It’s a coolish winters day. The kind where the sky is a soft grey blanket and even the sun struggles to get going.
Hibernation seems to be the only acceptable thing to do and yet, like all things, the day must move forward.
Jobs to do, people to see, places to go and a brain that struggles to switch off.
There are moments when we all long for, yearn even, for a lull in our life. A break from the steady stream of jobs to do and the onslaught of information coming at us in a mobile world.
I dreamed the other day of a retreat into the wilderness; a cabin by myself, without WiFi, phone or television. Without a job to do, washing to clean, meals to make, kids to taxi about….oh I could go on!
The day was stiflingly standard in its course: wake, breaky, bundle kids out the door, work, meeting, pick up kids, dinner done, kids in bed, clean crap, stagger to shower and bed.
Lying in the darkness at the end of a day, with my free fleeting minutes of private thought, I even toyed with the idea of booking into a Buddhist sanctuary for some practice in soothing solitude.
Ah, to find some balance. To arrive at that place of contentment.
We convince ourselves that a break away from the busyness of the everyday, is just around the corner; in our next lot of holidays or once this job is finished, but like all things in life, we never really ‘arrive’.
The holiday ended up being frenetic, the kids got sick and there is still a burgeoning pile of things to do upon our return.
That job ended, but now it’s on to the next one before I fall behind on things.
And of course in always trying to keep up, the lists grow long and time sensing this, seems to sink into the ethos.
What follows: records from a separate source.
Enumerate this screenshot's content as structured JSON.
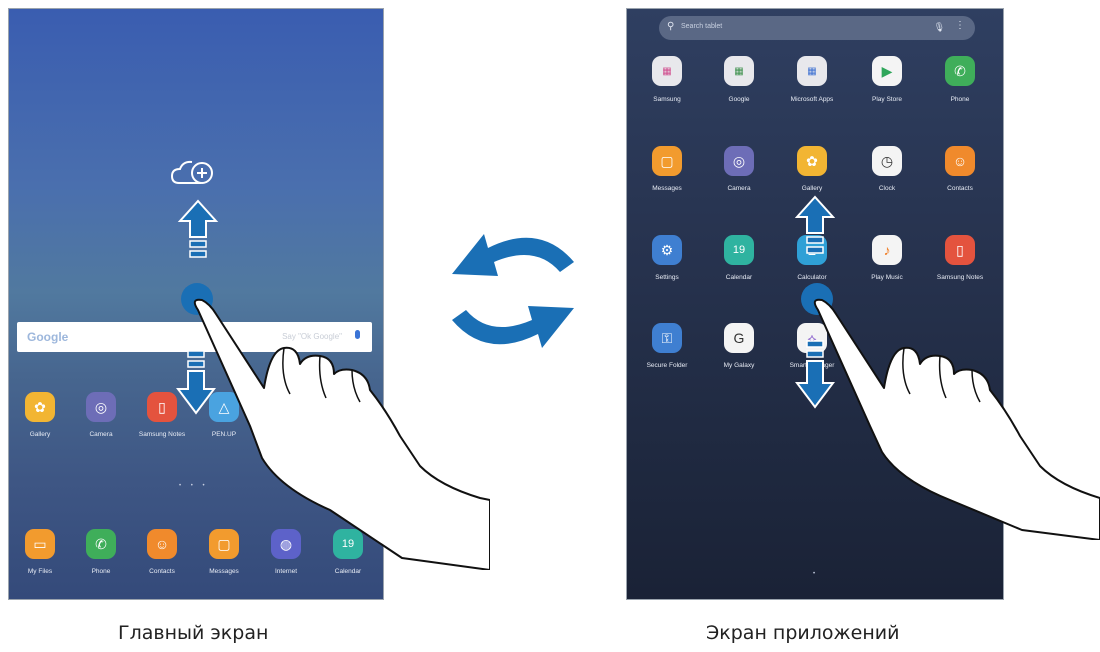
{
  "home_screen": {
    "search_logo": "Google",
    "search_hint": "Say \"Ok Google\"",
    "apps": [
      {
        "label": "Gallery",
        "icon": "flower-icon",
        "color": "#f2b533"
      },
      {
        "label": "Camera",
        "icon": "camera-icon",
        "color": "#6d6db7"
      },
      {
        "label": "Samsung Notes",
        "icon": "notes-icon",
        "color": "#e4533e"
      },
      {
        "label": "PEN.UP",
        "icon": "pen-icon",
        "color": "#4aa3e0"
      }
    ],
    "dock": [
      {
        "label": "My Files",
        "icon": "folder-icon",
        "color": "#f29b2e"
      },
      {
        "label": "Phone",
        "icon": "phone-icon",
        "color": "#3fae5a"
      },
      {
        "label": "Contacts",
        "icon": "contact-icon",
        "color": "#f08a2c"
      },
      {
        "label": "Messages",
        "icon": "message-icon",
        "color": "#f29b2e"
      },
      {
        "label": "Internet",
        "icon": "globe-icon",
        "color": "#5d62c9"
      },
      {
        "label": "Calendar",
        "icon": "calendar-icon",
        "color": "#2fb3a0",
        "text": "19"
      }
    ]
  },
  "apps_screen": {
    "search_placeholder": "Search tablet",
    "apps": [
      {
        "label": "Samsung",
        "icon": "folder-icon",
        "color": "#e8e8ec"
      },
      {
        "label": "Google",
        "icon": "folder-icon",
        "color": "#e8e8ec"
      },
      {
        "label": "Microsoft Apps",
        "icon": "folder-icon",
        "color": "#e8e8ec"
      },
      {
        "label": "Play Store",
        "icon": "play-store-icon",
        "color": "#f4f4f4"
      },
      {
        "label": "Phone",
        "icon": "phone-icon",
        "color": "#3fae5a"
      },
      {
        "label": "Messages",
        "icon": "message-icon",
        "color": "#f29b2e"
      },
      {
        "label": "Camera",
        "icon": "camera-icon",
        "color": "#6d6db7"
      },
      {
        "label": "Gallery",
        "icon": "flower-icon",
        "color": "#f2b533"
      },
      {
        "label": "Clock",
        "icon": "clock-icon",
        "color": "#f4f4f4"
      },
      {
        "label": "Contacts",
        "icon": "contact-icon",
        "color": "#f08a2c"
      },
      {
        "label": "Settings",
        "icon": "gear-icon",
        "color": "#3f7fd1"
      },
      {
        "label": "Calendar",
        "icon": "calendar-icon",
        "color": "#2fb3a0",
        "text": "19"
      },
      {
        "label": "Calculator",
        "icon": "calculator-icon",
        "color": "#2fa0d6"
      },
      {
        "label": "Play Music",
        "icon": "music-icon",
        "color": "#f4f4f4"
      },
      {
        "label": "Samsung Notes",
        "icon": "notes-icon",
        "color": "#e4533e"
      },
      {
        "label": "Secure Folder",
        "icon": "secure-folder-icon",
        "color": "#3f7fd1"
      },
      {
        "label": "My Galaxy",
        "icon": "galaxy-icon",
        "color": "#f4f4f4"
      },
      {
        "label": "Smart Manager",
        "icon": "smart-manager-icon",
        "color": "#f4f4f4"
      }
    ]
  },
  "captions": {
    "home": "Главный экран",
    "apps": "Экран приложений"
  },
  "colors": {
    "arrow": "#1a6fb5",
    "arrow_outline": "#ffffff"
  }
}
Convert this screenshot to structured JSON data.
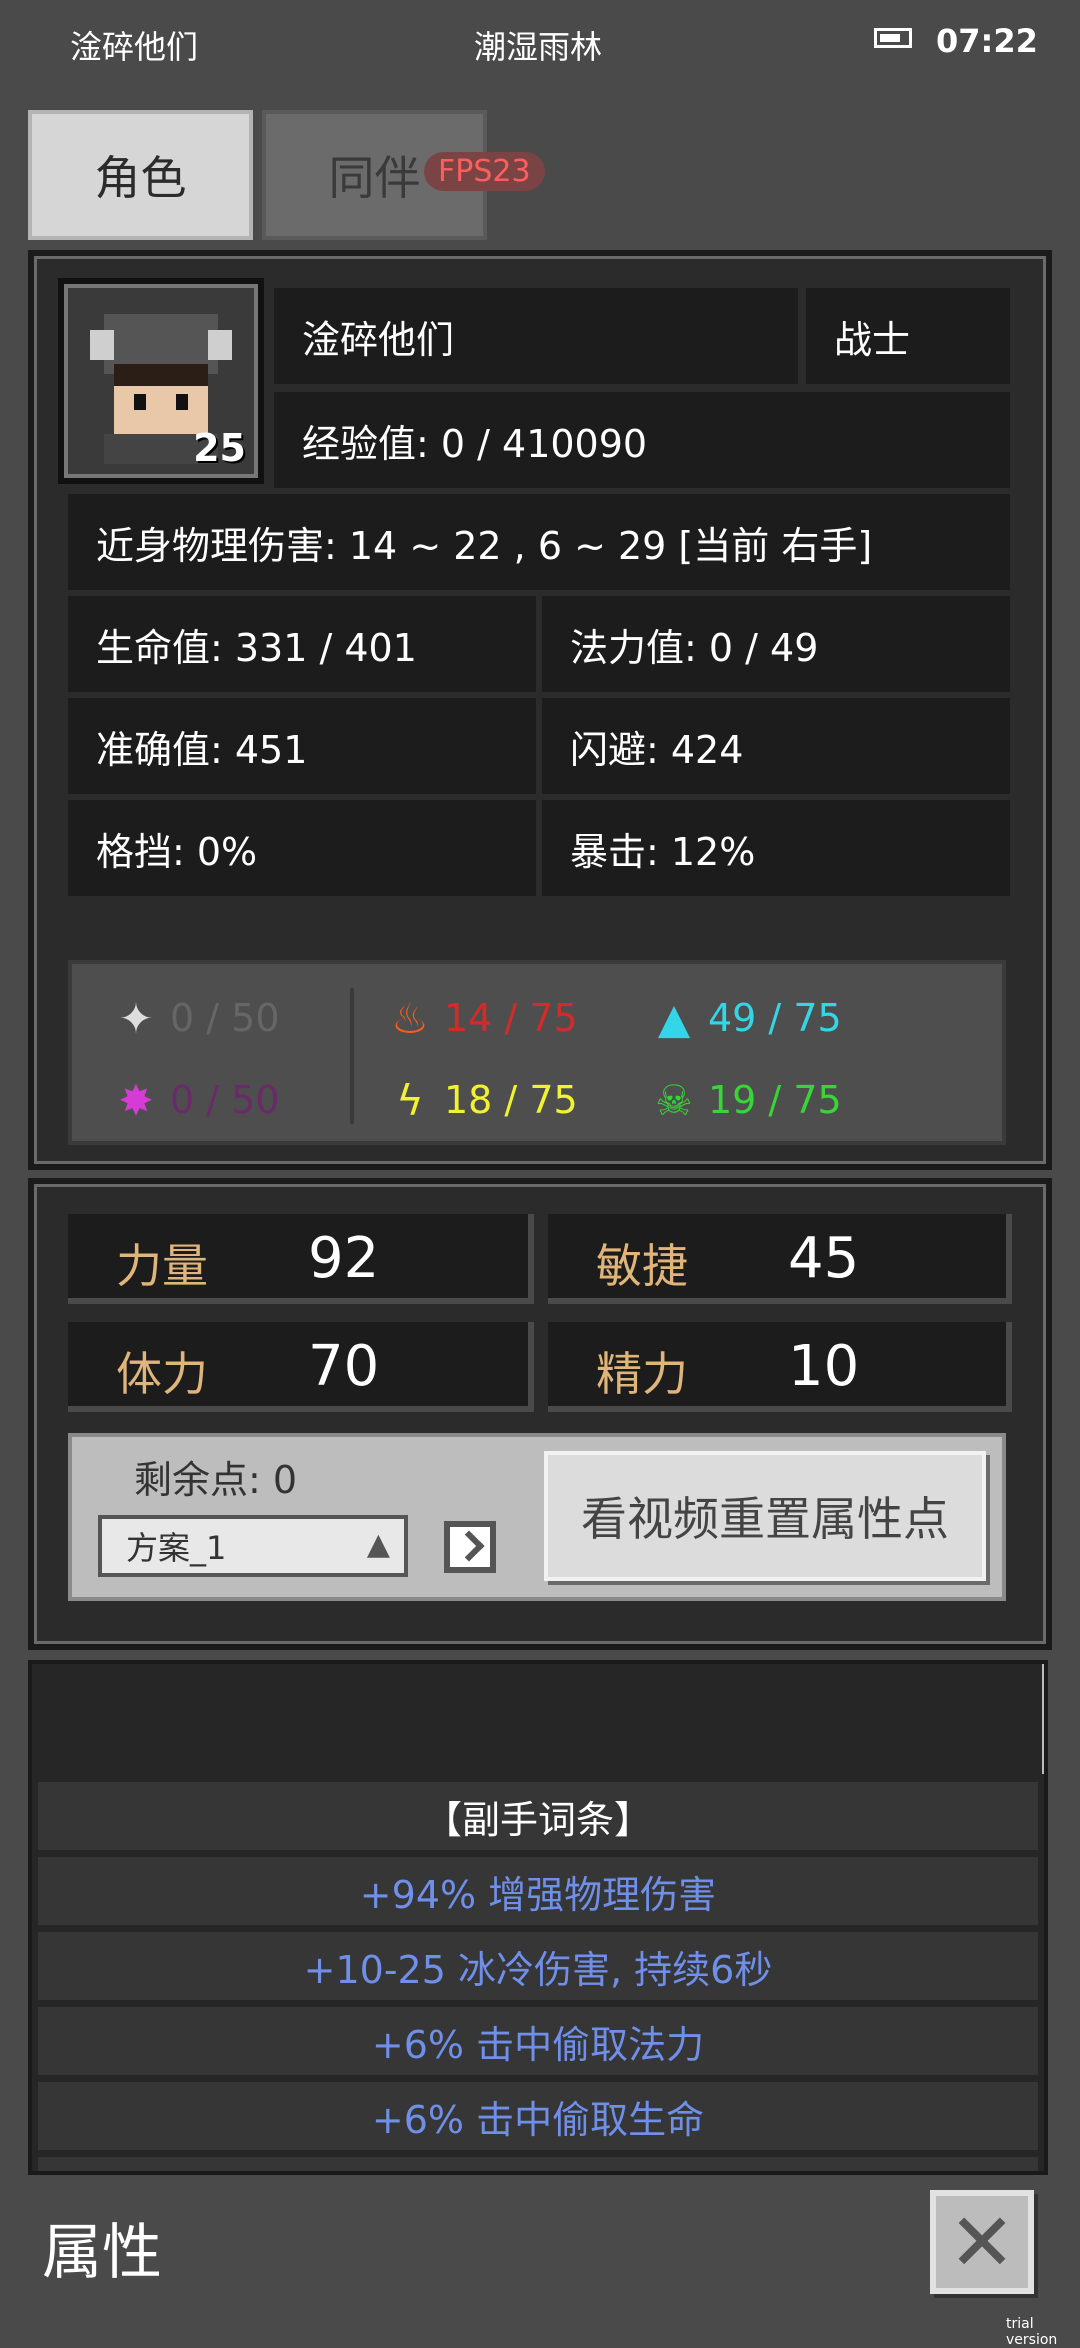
{
  "status": {
    "player": "淦碎他们",
    "location": "潮湿雨林",
    "time": "07:22"
  },
  "tabs": [
    {
      "label": "角色"
    },
    {
      "label": "同伴"
    }
  ],
  "fps": "FPS23",
  "character": {
    "name": "淦碎他们",
    "class": "战士",
    "level": "25",
    "exp": "经验值: 0 / 410090",
    "damage": "近身物理伤害: 14 ~ 22 , 6 ~ 29 [当前 右手]",
    "hp": "生命值: 331 / 401",
    "mp": "法力值: 0 / 49",
    "accuracy": "准确值: 451",
    "dodge": "闪避: 424",
    "block": "格挡: 0%",
    "crit": "暴击: 12%"
  },
  "resistances": {
    "physical": {
      "text": "0 / 50",
      "color": "#666666",
      "icon": "shuriken-icon"
    },
    "fire": {
      "text": "14 / 75",
      "color": "#d52a2a",
      "icon": "fire-icon"
    },
    "cold": {
      "text": "49 / 75",
      "color": "#33d6e6",
      "icon": "ice-icon"
    },
    "arcane": {
      "text": "0 / 50",
      "color": "#6a2a6a",
      "icon": "arcane-icon"
    },
    "lightning": {
      "text": "18 / 75",
      "color": "#f2f230",
      "icon": "lightning-icon"
    },
    "poison": {
      "text": "19 / 75",
      "color": "#37d637",
      "icon": "poison-skull-icon"
    }
  },
  "attributes": {
    "strength": {
      "label": "力量",
      "value": "92"
    },
    "agility": {
      "label": "敏捷",
      "value": "45"
    },
    "stamina": {
      "label": "体力",
      "value": "70"
    },
    "energy": {
      "label": "精力",
      "value": "10"
    }
  },
  "points": {
    "remaining": "剩余点: 0",
    "plan": "方案_1",
    "reset_label": "看视频重置属性点"
  },
  "affixes": {
    "header": "【副手词条】",
    "items": [
      "+94% 增强物理伤害",
      "+10-25 冰冷伤害, 持续6秒",
      "+6% 击中偷取法力",
      "+6% 击中偷取生命"
    ]
  },
  "footer": {
    "title": "属性",
    "close_icon": "close-icon",
    "watermark": "trial version"
  }
}
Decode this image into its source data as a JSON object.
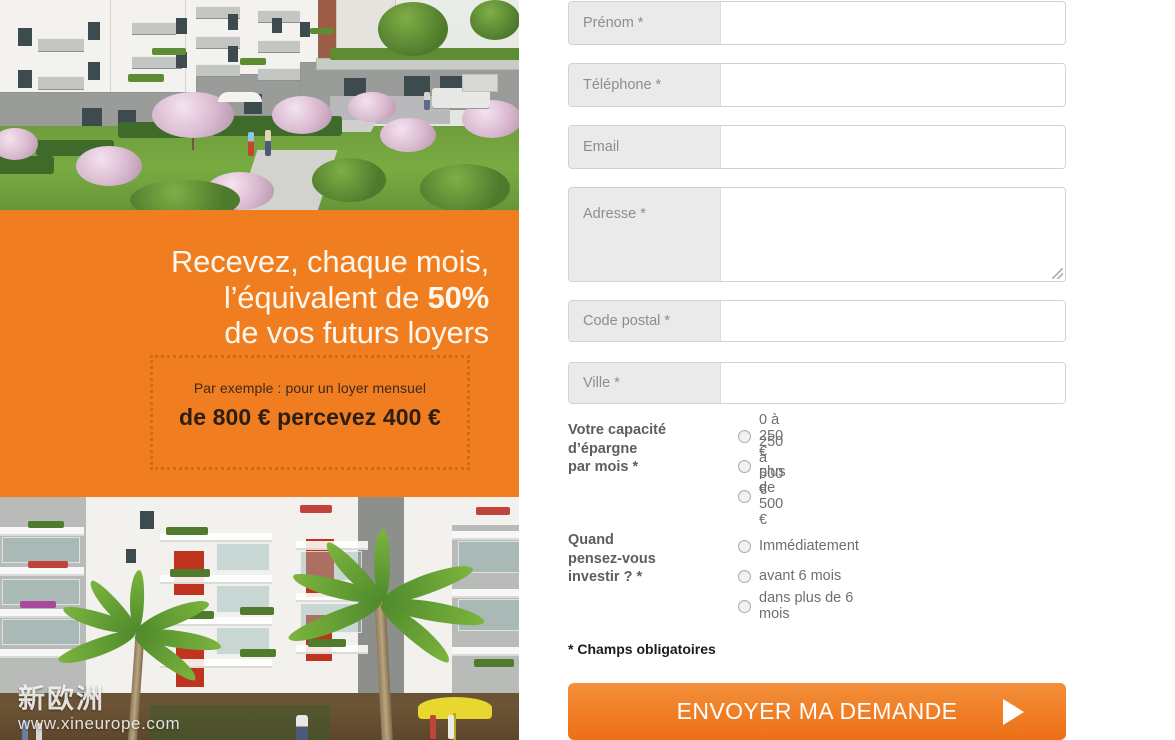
{
  "promo": {
    "headline_line1": "Recevez, chaque mois,",
    "headline_line2_pre": "l’équivalent de ",
    "headline_line2_bold": "50%",
    "headline_line3": "de vos futurs loyers",
    "example_line1": "Par exemple : pour un loyer mensuel",
    "example_line2": "de  800 € percevez 400 €",
    "orange": "#f07d1f",
    "dotted_border": "#d46a12",
    "headline_color": "#fdf6ec"
  },
  "watermark": {
    "brand_cn": "新欧洲",
    "url": "www.xineurope.com"
  },
  "form": {
    "fields": [
      {
        "name": "prenom",
        "label": "Prénom *",
        "value": "",
        "type": "text"
      },
      {
        "name": "telephone",
        "label": "Téléphone *",
        "value": "",
        "type": "text"
      },
      {
        "name": "email",
        "label": "Email",
        "value": "",
        "type": "text"
      },
      {
        "name": "adresse",
        "label": "Adresse *",
        "value": "",
        "type": "textarea"
      },
      {
        "name": "code-postal",
        "label": "Code postal *",
        "value": "",
        "type": "text"
      },
      {
        "name": "ville",
        "label": "Ville *",
        "value": "",
        "type": "text"
      }
    ],
    "radio_groups": [
      {
        "name": "capacite-epargne",
        "label": "Votre capacité d’épargne par mois *",
        "label_lines": [
          "Votre capacité",
          "d’épargne",
          "par mois *"
        ],
        "options": [
          "0 à 250 €",
          "250 à 500 €",
          "plus de 500 €"
        ],
        "selected": null
      },
      {
        "name": "quand-investir",
        "label": "Quand pensez-vous investir ? *",
        "label_lines": [
          "Quand",
          "pensez-vous",
          "investir ? *"
        ],
        "options": [
          "Immédiatement",
          "avant 6 mois",
          "dans plus de 6 mois"
        ],
        "selected": null
      }
    ],
    "required_note": "* Champs obligatoires",
    "submit_label": "ENVOYER MA DEMANDE",
    "submit_icon": "play-arrow-icon",
    "submit_color": "#ed6f15"
  }
}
I’m a hopeless optimist and without fail, at the end of a working week I convince myself that come the weekend, I’ll be able to catch up – ‘do it all!’.
As if by some curious magic, time will slow on a Saturday and Sunday and I’ll be at my most willing and able to perform any number of planned feats.
I will have caught up come Monday. Arrived!
But of course, it’s just a disaster on weekly repeat which only adds to that sense of failure in striking the illusive ‘balance’.
Planning fallacy I’ve discovered recently, is actually a semi-technical term given to this very real condition! It’s the tendency to underestimate the time needed to do things.
I reckon it’s indicative of how my brain works in also overestimating what actually needs to get done.
Is Balance Best?
So do we ever really get to that place of balance? A place of calm and contentment, where work and our private lives find some happy middle ground?
Do we ever really ‘arrive’?
There seems to exist (at least in my mind) a stubborn idea that life should never really be ‘go, go, go’ all the time.
And yet, THAT IS LIFE.
That is exactly its function: to be, to exists, to remain constant. The alternative is lifelessness. And, well….. that’s not going to work out!
So rather than wishing for it to all just slow down at times, it becomes this battle for balance – one
I fear we should never have attempted to engage in from the start.
It’s relatively unrealistic to imagine that ‘balance’ is something we could even hope to achieve, considering the nature of our lives today.
And yet we talk about ‘finding balance’ in our life like it’s the natural order of things. The right or best way to be.
Like our mental state, if we’re not of sound mind all the time, some thing’s wrong.
But of course, I’m yet to find anybody who’s all ‘there’, all the time. Each of us are just a little weird, up and down, unique entities in our own right.
Just so, our lives area a constant hum of activities that involve all aspects of us: our family life, our work, our relationships, our social interactions, all merging and melting into one.
The scales naturally are constantly shifting as we navigate our way through the myriad of roles we take on and stability remains illusive.
Just being OK with this, might lighten our load.
Perhaps like the seasons, we too should see this constant battle for balance, as our natural state.
The norm as it were.
Maybe then we could give up the futile fight for balance and our ambitions to ‘arrive’ in life and see the persistent tussle as the truest way to live.